Maas received intensive theological education under leading scholars including Rev, I.L. Wilson and Bishop Donald Justin Wolfram, and studied religion and Judaism in the doctoral program at the Pittsburgh Theological Seminary, and at the University Of Pittsburgh Department Of Religious Education under Dr. Aaron Kessler and others. He has served as an advisor on Wesleyan theological and doctrinal disputes for the Wesleyan holiness movement. He was a founder and theological contributor to the Aldersgate School of Religion. He did extensive research on the Wesleyan doctrine of entire sanctification, researching aorist tense readings in the Greek New Testament. These findings are published in his book, Holiness for Humanity. He has contributed writings to Wesleyan holiness organizations.

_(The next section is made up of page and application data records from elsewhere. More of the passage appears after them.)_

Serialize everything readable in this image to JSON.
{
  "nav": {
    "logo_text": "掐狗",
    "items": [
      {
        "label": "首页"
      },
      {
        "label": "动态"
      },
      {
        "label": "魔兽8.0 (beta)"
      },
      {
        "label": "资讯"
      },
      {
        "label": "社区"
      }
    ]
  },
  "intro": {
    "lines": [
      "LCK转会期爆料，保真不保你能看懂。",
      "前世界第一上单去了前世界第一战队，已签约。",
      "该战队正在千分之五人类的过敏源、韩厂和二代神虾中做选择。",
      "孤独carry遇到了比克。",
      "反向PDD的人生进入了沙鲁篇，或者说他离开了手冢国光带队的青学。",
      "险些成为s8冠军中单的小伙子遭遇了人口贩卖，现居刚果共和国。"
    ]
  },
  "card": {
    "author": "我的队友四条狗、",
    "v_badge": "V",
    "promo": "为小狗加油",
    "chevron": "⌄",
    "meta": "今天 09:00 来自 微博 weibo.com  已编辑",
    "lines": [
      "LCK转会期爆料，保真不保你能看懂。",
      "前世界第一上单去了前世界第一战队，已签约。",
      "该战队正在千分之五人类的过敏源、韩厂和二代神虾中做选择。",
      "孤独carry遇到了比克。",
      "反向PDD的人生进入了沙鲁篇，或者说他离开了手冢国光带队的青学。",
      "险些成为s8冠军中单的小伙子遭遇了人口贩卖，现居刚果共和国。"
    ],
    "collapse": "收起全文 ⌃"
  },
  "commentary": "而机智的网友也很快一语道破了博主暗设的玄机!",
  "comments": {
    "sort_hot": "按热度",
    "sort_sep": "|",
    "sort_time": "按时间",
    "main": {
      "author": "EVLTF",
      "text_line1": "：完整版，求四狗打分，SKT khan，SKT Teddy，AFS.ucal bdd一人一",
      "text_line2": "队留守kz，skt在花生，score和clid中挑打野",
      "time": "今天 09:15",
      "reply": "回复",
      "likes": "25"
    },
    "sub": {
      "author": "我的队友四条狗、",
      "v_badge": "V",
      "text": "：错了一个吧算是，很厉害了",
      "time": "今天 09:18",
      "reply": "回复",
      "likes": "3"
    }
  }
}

Maas received a commendation from the White House for his efforts in humanitarian work in India and his input in resolving the strained relations between the United States and India. These tensions came as a result of Henry
Kissinger’s visit to Pakistan to arrange the official visit of President Richard to China. Maas met with government officials on several occasions, and was honored with a letter of recommendation from Bob Maddox, White House Special Assistant for Religious Liaison for President Carter, who wrote a letter of recommendation, "This is to introduce Dr. Joe Maas, President of Worldwide Faith Missions of Canton, Ohio ...I appreciate the Christian commitment and compassion of Dr. Maas (Signed, Bob Maddox, Special Counsel for Religious.Laison)
79) Who’s Who in the Midwest.
He is featured in the spring, 2006, edition of PITT Magazine, the alumni publication of the University of Pittsburgh. His biography is included in the 2009 edition of Marquis Who's Who in the World. Maas has received awards for his humanitarian efforts in honor of his service for humankind in India, including a Key to the City of Mobile, Alabama. He was featured in a documentary film about his achievements in India. Many of his opinions have been published in Thailand’s two English-language newspapers, Bangkok Post and The Nation.